Em hid her thumbs beneath her fingers and watched, round-eyed as a child before a magician.
Amanda hooked her thumbs into the circle of string and stretched it out. She wove her fourth fingers over the first line of string and under the next, hooked this back and opened her hands out. Now she was holding a long rectangle. Into the piece of string that ran across each palm, she put the opposite index finger and pulled her hands apart again. She held out the pattern she’d made, so involved in the instinctual remembering of the old moves that for a moment she forgot that Em could not know what came next. Forgot that it takes two pairs of hands to make a cradle.
Memory flooded her in a sudden cold sweat.
As if in the suspended otherworld of a silent film, Amanda could feel her mouth open without sound, her pulse rise like a sickness up her throat. Into this paralysis, Em broke like an electric shock. She leaned across the table and snatched the string from off Amanda’s hands, tugging fiercely at a thumb around which the string had stuck.
“Ouch!” Amanda said. “Em, be careful. Here, let me.” She tried to slip the string off her thumb with her other hand, but Em was tightening it with every tug. “Em,” she repeated. “Don’t.”
Em shot her one look from under ferocious brows and pulled again.
“Let me have it,” she panted. “I want it. Give it to me.”
“Em,” Amanda shouted at her. “Em. Mamma. Mamma, please, stop
“Em, just Em,” insisted her mother, as she had done all through Amanda’s childhood. Not Mamma, as the baby Amanda had called her. Not Emily, as she had been christened. Just Em, as if to hoard her identity against the meshes of marriage and motherhood.

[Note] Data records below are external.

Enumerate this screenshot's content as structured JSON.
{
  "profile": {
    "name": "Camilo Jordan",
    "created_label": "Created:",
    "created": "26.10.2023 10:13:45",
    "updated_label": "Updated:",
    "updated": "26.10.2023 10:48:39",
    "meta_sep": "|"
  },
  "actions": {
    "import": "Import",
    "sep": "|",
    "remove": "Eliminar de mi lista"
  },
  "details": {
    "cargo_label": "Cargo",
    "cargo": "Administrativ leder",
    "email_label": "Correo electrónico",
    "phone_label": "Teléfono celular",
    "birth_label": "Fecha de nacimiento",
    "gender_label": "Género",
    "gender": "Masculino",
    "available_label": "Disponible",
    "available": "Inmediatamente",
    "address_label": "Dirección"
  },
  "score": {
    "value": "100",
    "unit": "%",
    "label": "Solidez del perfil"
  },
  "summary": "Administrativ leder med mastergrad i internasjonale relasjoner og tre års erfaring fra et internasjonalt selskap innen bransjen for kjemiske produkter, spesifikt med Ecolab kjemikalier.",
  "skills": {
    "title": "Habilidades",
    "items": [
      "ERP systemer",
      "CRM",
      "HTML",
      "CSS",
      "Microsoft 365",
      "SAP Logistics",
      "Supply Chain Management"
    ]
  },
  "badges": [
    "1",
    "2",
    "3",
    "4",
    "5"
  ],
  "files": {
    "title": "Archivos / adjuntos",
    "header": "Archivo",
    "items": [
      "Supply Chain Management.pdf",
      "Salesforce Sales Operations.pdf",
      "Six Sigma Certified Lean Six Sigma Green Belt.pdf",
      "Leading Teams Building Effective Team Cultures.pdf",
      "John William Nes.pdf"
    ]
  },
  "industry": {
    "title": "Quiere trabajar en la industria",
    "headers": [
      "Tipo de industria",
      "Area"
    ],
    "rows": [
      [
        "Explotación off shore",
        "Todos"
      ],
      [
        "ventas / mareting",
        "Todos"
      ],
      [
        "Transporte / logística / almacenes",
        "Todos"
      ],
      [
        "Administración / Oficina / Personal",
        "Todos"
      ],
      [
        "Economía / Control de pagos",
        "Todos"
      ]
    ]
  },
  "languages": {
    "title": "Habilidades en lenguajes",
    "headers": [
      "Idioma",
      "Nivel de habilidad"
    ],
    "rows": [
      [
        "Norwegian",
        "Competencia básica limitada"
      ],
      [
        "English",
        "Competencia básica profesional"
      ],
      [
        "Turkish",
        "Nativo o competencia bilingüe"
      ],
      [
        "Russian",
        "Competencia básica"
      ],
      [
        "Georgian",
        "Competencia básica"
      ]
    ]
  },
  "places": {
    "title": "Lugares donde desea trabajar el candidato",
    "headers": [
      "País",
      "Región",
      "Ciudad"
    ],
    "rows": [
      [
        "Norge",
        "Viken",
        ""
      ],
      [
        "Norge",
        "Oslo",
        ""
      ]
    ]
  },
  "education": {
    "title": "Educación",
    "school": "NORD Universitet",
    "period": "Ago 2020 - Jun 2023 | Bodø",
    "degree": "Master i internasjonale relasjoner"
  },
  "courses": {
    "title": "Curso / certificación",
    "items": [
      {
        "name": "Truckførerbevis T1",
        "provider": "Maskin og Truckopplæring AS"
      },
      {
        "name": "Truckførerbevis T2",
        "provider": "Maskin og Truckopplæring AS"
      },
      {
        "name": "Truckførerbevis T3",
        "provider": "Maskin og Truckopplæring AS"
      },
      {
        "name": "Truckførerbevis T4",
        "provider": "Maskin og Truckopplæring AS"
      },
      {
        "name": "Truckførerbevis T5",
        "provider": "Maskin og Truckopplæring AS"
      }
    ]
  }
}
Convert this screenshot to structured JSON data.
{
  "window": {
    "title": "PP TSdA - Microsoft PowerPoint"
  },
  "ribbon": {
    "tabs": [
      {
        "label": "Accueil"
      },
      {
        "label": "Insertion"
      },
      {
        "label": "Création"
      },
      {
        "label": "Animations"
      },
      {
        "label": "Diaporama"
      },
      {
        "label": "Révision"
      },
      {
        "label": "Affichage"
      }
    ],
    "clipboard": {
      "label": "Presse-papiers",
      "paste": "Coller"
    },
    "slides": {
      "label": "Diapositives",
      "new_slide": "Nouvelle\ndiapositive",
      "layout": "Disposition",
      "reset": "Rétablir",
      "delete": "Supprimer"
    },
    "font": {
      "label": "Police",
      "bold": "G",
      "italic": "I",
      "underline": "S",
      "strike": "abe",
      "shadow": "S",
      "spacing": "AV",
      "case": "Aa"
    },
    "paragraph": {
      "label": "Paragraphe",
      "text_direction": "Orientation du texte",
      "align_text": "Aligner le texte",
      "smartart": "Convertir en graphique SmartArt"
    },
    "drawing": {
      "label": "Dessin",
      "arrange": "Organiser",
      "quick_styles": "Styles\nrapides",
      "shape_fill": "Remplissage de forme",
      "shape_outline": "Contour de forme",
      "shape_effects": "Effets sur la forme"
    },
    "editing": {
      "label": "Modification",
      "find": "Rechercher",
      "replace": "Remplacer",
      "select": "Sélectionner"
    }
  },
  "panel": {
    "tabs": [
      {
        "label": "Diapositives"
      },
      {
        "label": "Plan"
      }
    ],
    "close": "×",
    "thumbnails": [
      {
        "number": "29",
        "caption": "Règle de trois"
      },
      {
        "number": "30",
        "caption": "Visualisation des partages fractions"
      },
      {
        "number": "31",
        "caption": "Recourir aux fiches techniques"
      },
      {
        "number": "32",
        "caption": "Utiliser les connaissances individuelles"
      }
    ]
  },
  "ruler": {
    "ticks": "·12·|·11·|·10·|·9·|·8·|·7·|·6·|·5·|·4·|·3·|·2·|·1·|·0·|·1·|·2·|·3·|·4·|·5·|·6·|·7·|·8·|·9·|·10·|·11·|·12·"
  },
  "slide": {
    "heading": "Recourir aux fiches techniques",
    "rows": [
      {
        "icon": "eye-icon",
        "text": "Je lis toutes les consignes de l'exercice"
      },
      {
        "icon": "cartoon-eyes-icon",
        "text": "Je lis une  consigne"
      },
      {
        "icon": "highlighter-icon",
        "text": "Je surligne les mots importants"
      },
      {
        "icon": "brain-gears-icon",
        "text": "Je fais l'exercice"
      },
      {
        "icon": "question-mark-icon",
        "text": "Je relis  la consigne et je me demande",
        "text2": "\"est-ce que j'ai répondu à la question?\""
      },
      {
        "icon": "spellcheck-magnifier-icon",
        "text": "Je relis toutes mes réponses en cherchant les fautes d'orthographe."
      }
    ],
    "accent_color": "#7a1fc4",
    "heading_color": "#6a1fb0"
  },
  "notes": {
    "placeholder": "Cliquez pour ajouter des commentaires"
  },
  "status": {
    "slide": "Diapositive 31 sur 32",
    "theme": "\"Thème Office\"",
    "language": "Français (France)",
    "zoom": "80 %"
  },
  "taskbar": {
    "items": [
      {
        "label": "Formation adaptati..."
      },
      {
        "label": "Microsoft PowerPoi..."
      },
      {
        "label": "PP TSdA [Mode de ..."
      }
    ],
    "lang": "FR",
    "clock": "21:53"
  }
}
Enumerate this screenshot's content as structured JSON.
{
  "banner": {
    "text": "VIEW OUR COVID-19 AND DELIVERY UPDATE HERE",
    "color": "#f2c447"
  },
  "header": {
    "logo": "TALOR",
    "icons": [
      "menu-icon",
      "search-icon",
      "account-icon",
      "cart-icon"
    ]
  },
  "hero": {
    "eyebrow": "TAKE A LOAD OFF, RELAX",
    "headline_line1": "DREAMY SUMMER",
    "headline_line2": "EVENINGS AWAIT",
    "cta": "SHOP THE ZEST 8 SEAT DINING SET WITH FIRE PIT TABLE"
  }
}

“Em, stop, you’re hurting me. Stop it!”
“Hurt, hurt,” said her mother, pulling.
Amanda rose from her chair and, leaning across the table, finally managed to slacken the string and free herself. She sat down nursing her thumb, the pulse in her throat still beating, tears hot in her eyes.
Em, the string triumphantly clutched, smiled beatifically at her. “I’m hungry,” she announced. “Why won’t you let me eat anything?”
Amanda tried to smile back, to answer patiently, but found she couldn’t. She put her bruised thumb to her mouth, and tears ran warm onto her hand.
“At first, it’s just as if a few stitches of the brain have been dropped,” the consultant had told her. “But they can’t be picked up again. The unraveling goes on and on until there are more gaps than stitches.”
“What’s the matter, Mandolin?”
What do I do next, Mamma? Amanda longed to ask.
Her mother sighed, as if with great patience, and dropped the circle of string over her thumbs. She wove her fingers in and out, in and out, until a crazed tangle shackled her hands. She held up her creation for Amanda to see. “Look,’ she cried, her eyes alight. “Look at me. Look at Em. My beautiful child!”